Steve after finishing the 2012 Maui XTERRA race, the seventeenth and last time he participated.

Steve's first racing bike, 1983; note gear shifters on frame down tube.

2010 Shelter Island ferry on a ride to Orient Point with me.

Steve nearing the finisher's chute at the 2012 Maui XTERRA race, the seventeenth and last time he participated.

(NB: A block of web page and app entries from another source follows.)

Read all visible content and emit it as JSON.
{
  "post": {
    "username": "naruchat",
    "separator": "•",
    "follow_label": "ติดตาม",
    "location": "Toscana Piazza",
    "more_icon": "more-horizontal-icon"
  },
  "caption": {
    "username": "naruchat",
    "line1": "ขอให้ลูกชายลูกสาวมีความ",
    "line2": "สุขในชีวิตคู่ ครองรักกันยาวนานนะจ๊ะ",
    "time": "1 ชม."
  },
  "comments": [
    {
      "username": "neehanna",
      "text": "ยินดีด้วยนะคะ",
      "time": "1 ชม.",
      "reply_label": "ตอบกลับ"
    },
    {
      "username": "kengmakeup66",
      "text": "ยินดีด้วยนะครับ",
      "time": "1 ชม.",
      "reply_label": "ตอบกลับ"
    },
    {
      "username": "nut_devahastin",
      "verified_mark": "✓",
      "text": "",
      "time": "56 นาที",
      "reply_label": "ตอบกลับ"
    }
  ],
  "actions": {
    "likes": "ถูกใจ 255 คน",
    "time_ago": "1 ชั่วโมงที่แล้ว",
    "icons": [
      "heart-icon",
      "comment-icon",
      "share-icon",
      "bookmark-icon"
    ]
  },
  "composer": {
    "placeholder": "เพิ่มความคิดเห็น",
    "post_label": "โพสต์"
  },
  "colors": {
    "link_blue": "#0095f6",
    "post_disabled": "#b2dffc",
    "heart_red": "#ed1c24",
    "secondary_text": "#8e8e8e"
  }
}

Sean D. knew Steve from Jones Beach lifeguarding days back in the 1980s. Another lifeguard, Jim R. saw on Facebook that I was going to Maui and he reached out to tell Sean since he knew Sean was racing Maui XTERRA this year. The lifelong relationships and bonds the lifeguards have is amazing and even though they may have lost touch over the years, that sense of caring and camaraderie never goes away. I am so thankful for the support these lifeguards have given me, similar to how the FDNY and NYPD rally around the families of those who have passed in the line of duty. Sean and Jim have exemplified that kind of support in how they have reached out to me. Sean and his significant other Shari, saw to it that I did not eat alone Saturday and Sunday night in Maui. Sean also honored Steve by taking his prayer card with him on the XTERRA course and by dedicating his race to Steve. Although I may have been lonely in Maui, I certainly was not alone and I am so thankful to Sean and Shari for their company.

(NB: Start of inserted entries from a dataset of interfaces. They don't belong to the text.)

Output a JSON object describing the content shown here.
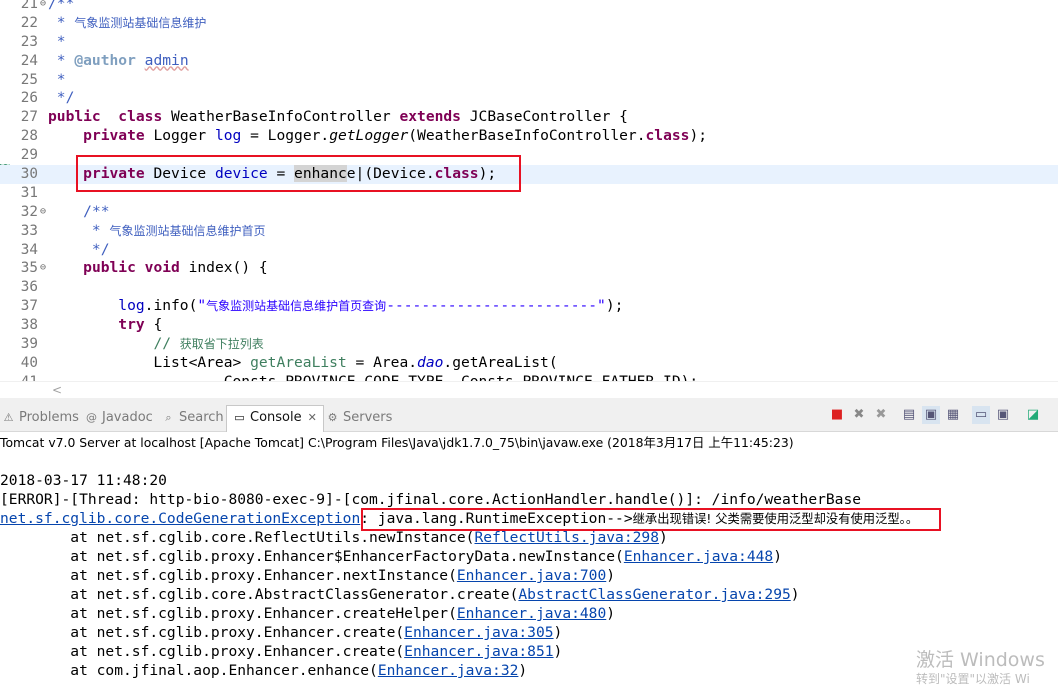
{
  "editor": {
    "lines": [
      {
        "n": "21",
        "fold": "⊖",
        "parts": [
          [
            "cmt",
            "/**"
          ]
        ]
      },
      {
        "n": "22",
        "parts": [
          [
            "cmt",
            " * "
          ],
          [
            "cmt zh",
            "气象监测站基础信息维护"
          ]
        ]
      },
      {
        "n": "23",
        "parts": [
          [
            "cmt",
            " *"
          ]
        ]
      },
      {
        "n": "24",
        "parts": [
          [
            "cmt",
            " * "
          ],
          [
            "tag",
            "@author"
          ],
          [
            "cmt",
            " "
          ],
          [
            "cmt squig",
            "admin"
          ]
        ]
      },
      {
        "n": "25",
        "parts": [
          [
            "cmt",
            " *"
          ]
        ]
      },
      {
        "n": "26",
        "parts": [
          [
            "cmt",
            " */"
          ]
        ]
      },
      {
        "n": "27",
        "parts": [
          [
            "kw",
            "public"
          ],
          [
            "",
            "  "
          ],
          [
            "kw",
            "class"
          ],
          [
            "",
            " WeatherBaseInfoController "
          ],
          [
            "kw",
            "extends"
          ],
          [
            "",
            " JCBaseController {"
          ]
        ]
      },
      {
        "n": "28",
        "parts": [
          [
            "",
            "    "
          ],
          [
            "kw",
            "private"
          ],
          [
            "",
            " Logger "
          ],
          [
            "fld",
            "log"
          ],
          [
            "",
            " = Logger."
          ],
          [
            "it",
            "getLogger"
          ],
          [
            "",
            "(WeatherBaseInfoController."
          ],
          [
            "kw",
            "class"
          ],
          [
            "",
            ");"
          ]
        ]
      },
      {
        "n": "29",
        "parts": []
      },
      {
        "n": "30",
        "current": true,
        "parts": [
          [
            "",
            "    "
          ],
          [
            "kw",
            "private"
          ],
          [
            "",
            " Device "
          ],
          [
            "fld",
            "device"
          ],
          [
            "",
            " = "
          ],
          [
            "sel",
            "enhanc"
          ],
          [
            "",
            "e|(Device."
          ],
          [
            "kw",
            "class"
          ],
          [
            "",
            ");"
          ]
        ]
      },
      {
        "n": "31",
        "parts": []
      },
      {
        "n": "32",
        "fold": "⊖",
        "parts": [
          [
            "",
            "    "
          ],
          [
            "cmt",
            "/**"
          ]
        ]
      },
      {
        "n": "33",
        "parts": [
          [
            "cmt",
            "     * "
          ],
          [
            "cmt zh",
            "气象监测站基础信息维护首页"
          ]
        ]
      },
      {
        "n": "34",
        "parts": [
          [
            "cmt",
            "     */"
          ]
        ]
      },
      {
        "n": "35",
        "fold": "⊖",
        "parts": [
          [
            "",
            "    "
          ],
          [
            "kw",
            "public"
          ],
          [
            "",
            ""
          ],
          [
            "kw",
            " void"
          ],
          [
            "",
            " index() {"
          ]
        ]
      },
      {
        "n": "36",
        "parts": []
      },
      {
        "n": "37",
        "parts": [
          [
            "",
            "        "
          ],
          [
            "fld",
            "log"
          ],
          [
            "",
            ".info("
          ],
          [
            "str",
            "\""
          ],
          [
            "str zh",
            "气象监测站基础信息维护首页查询"
          ],
          [
            "str",
            "------------------------\""
          ],
          [
            "",
            ");"
          ]
        ]
      },
      {
        "n": "38",
        "parts": [
          [
            "",
            "        "
          ],
          [
            "kw",
            "try"
          ],
          [
            "",
            " {"
          ]
        ]
      },
      {
        "n": "39",
        "parts": [
          [
            "",
            "            "
          ],
          [
            "lcmt",
            "// "
          ],
          [
            "lcmt zh",
            "获取省下拉列表"
          ]
        ]
      },
      {
        "n": "40",
        "parts": [
          [
            "",
            "            List<Area> "
          ],
          [
            "lcmt",
            "getAreaList"
          ],
          [
            "",
            " = Area."
          ],
          [
            "fld it",
            "dao"
          ],
          [
            "",
            ".getAreaList("
          ]
        ]
      },
      {
        "n": "41",
        "parts": [
          [
            "",
            "                    Consts.PROVINCE_CODE_TYPE, Consts.PROVINCE_FATHER_ID);"
          ]
        ]
      }
    ]
  },
  "console": {
    "tabs": [
      {
        "label": "Problems",
        "icon": "⚠"
      },
      {
        "label": "Javadoc",
        "icon": "@"
      },
      {
        "label": "Search",
        "icon": "⌕"
      },
      {
        "label": "Console",
        "icon": "▭",
        "close": "✕"
      },
      {
        "label": "Servers",
        "icon": "⚙"
      }
    ],
    "launch": "Tomcat v7.0 Server at localhost [Apache Tomcat] C:\\Program Files\\Java\\jdk1.7.0_75\\bin\\javaw.exe (2018年3月17日 上午11:45:23)",
    "timestamp": "2018-03-17 11:48:20",
    "error_line": "[ERROR]-[Thread: http-bio-8080-exec-9]-[com.jfinal.core.ActionHandler.handle()]: /info/weatherBase",
    "exception_link": "net.sf.cglib.core.CodeGenerationException",
    "exception_msg_pre": ": java.lang.RuntimeException-->",
    "exception_msg_zh": "继承出现错误! 父类需要使用泛型却没有使用泛型。。",
    "stack": [
      {
        "pre": "\tat net.sf.cglib.core.ReflectUtils.newInstance(",
        "link": "ReflectUtils.java:298",
        "post": ")"
      },
      {
        "pre": "\tat net.sf.cglib.proxy.Enhancer$EnhancerFactoryData.newInstance(",
        "link": "Enhancer.java:448",
        "post": ")"
      },
      {
        "pre": "\tat net.sf.cglib.proxy.Enhancer.nextInstance(",
        "link": "Enhancer.java:700",
        "post": ")"
      },
      {
        "pre": "\tat net.sf.cglib.core.AbstractClassGenerator.create(",
        "link": "AbstractClassGenerator.java:295",
        "post": ")"
      },
      {
        "pre": "\tat net.sf.cglib.proxy.Enhancer.createHelper(",
        "link": "Enhancer.java:480",
        "post": ")"
      },
      {
        "pre": "\tat net.sf.cglib.proxy.Enhancer.create(",
        "link": "Enhancer.java:305",
        "post": ")"
      },
      {
        "pre": "\tat net.sf.cglib.proxy.Enhancer.create(",
        "link": "Enhancer.java:851",
        "post": ")"
      },
      {
        "pre": "\tat com.jfinal.aop.Enhancer.enhance(",
        "link": "Enhancer.java:32",
        "post": ")"
      }
    ]
  },
  "watermark": {
    "line1": "激活 Windows",
    "line2": "转到\"设置\"以激活 Wi"
  },
  "colors": {
    "highlight_box": "#e81123",
    "keyword": "#7f0055",
    "javadoc": "#3f5fbf",
    "link": "#0645ad"
  }
}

Our favorite cinnamon rolls from Great Harvest that Steve brought home to NY in his bike case.

Steve's first travel bike case.

On Sunday, XTERRA triathlon race day, in Maui, as I was waiting for Jay and Sean (see earlier posts about their stories) to finish the race, I was sitting on the grass alone by the finisher's chute. A woman introduced herself (Natalie) to me and told me she did not know Steve and was not familiar with his name. However, she said she had read his story on the promotional bookmark XTERRA allowed me to include in the athlete's goodie bag and was so touched by Steve's story. Natalie then told me she had dedicated her race to Steve that day.

There were 3 people racing to honor Steve on that Sunday (Jay, Sean and Natalie), two people I had never met before and one that I met a few times years ago. The kindness and sensitivity of strangers overwhelms me at times.

I got you Babe....

10/25/15, Jones Beach AFSP walk

1987, Steve on bike leg of triathlon

Scientific Apparatus